The holiday season is finally upon us. For most civilians that means family gatherings, Black Friday deals, tons of decadent treats, trimming the tree and more. For some public safety personnel, it means an increase in public disturbance and shoplifting calls.
How does Autism fit into this?
There are a few things to consider. At first you may get called for someone “acting strangely.” A retailer might read certain behaviors as suspicious and assume the person with autism has intent to steal or cause trouble. Some behaviors you may encounter include:
- Methodically walking through the store in a certain pattern
- Rearranging or lining up items on shelves
- Staring at displays, lights or ceiling fans
- Opening and closing doors
- Appearing nervous and agitated
- Unable to wait in line for their turn to pay
- Pushing someone out of the way to obtain an item
- Sitting on the floor rocking back and forth covering ears
Due to an obsessive need for an object, sensory overwhelm from the environment, or self-control issues that cause an inability to wait in line, a person with autism may grab an object and leave the store with it. More often than not, they are completely unaware that they have committed a crime.
Occasionally, you may also uncover that a thief has sent someone with autism into a store to retrieve an item for them. Autistic people can be eager to please and are usually compliant and trusting.
While these behaviors appear as vandalism, plotting to steal, or bullying, they are usually part of impulsive behaviors that can often accompany autism. Unlike a typical shoplifter, an autistic person will most likely walk right out of the store with the item completely visible. They will not hide it or sneak it into their clothing.
These are not excuses, of course.

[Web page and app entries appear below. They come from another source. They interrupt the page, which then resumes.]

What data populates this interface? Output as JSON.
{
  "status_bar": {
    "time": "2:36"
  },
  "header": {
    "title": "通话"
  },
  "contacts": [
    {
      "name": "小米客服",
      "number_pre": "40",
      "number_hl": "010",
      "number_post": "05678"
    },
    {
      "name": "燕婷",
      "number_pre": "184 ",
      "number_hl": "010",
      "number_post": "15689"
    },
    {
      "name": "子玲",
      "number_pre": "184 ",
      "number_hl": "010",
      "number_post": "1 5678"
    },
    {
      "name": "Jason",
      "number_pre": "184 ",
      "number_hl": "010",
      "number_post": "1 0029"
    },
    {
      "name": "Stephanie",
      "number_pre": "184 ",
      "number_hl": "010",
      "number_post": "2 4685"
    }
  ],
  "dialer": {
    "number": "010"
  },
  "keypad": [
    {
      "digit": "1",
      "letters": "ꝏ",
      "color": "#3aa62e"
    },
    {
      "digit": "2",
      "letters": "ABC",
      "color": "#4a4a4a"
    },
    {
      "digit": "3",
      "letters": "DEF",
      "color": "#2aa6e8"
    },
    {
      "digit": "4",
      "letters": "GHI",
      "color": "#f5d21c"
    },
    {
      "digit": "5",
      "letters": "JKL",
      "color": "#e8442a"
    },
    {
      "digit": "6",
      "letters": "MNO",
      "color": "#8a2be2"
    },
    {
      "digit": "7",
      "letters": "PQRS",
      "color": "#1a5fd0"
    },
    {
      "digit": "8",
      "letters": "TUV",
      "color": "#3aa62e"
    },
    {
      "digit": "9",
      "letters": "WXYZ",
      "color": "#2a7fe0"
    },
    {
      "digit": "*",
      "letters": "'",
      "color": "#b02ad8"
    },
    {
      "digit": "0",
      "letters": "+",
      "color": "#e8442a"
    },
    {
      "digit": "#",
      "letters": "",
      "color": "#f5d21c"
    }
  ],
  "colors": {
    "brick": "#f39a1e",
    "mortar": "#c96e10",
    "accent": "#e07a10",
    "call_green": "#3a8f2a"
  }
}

I am most certainly not telling you to let a person march into a store, display disruptive behaviors and walk out without paying for merchandise simply because they are autistic and may not be able to help themselves. What I am saying is, if you respond to a call for someone acting strangely and they are carrying out repetitive behaviors or seem “tuned out,” consider the possibility that something else is going on.
Evaluate the behavior, look for alternative IDs or communication devices, get them to a quiet, safe place and contact their caregiver if possible.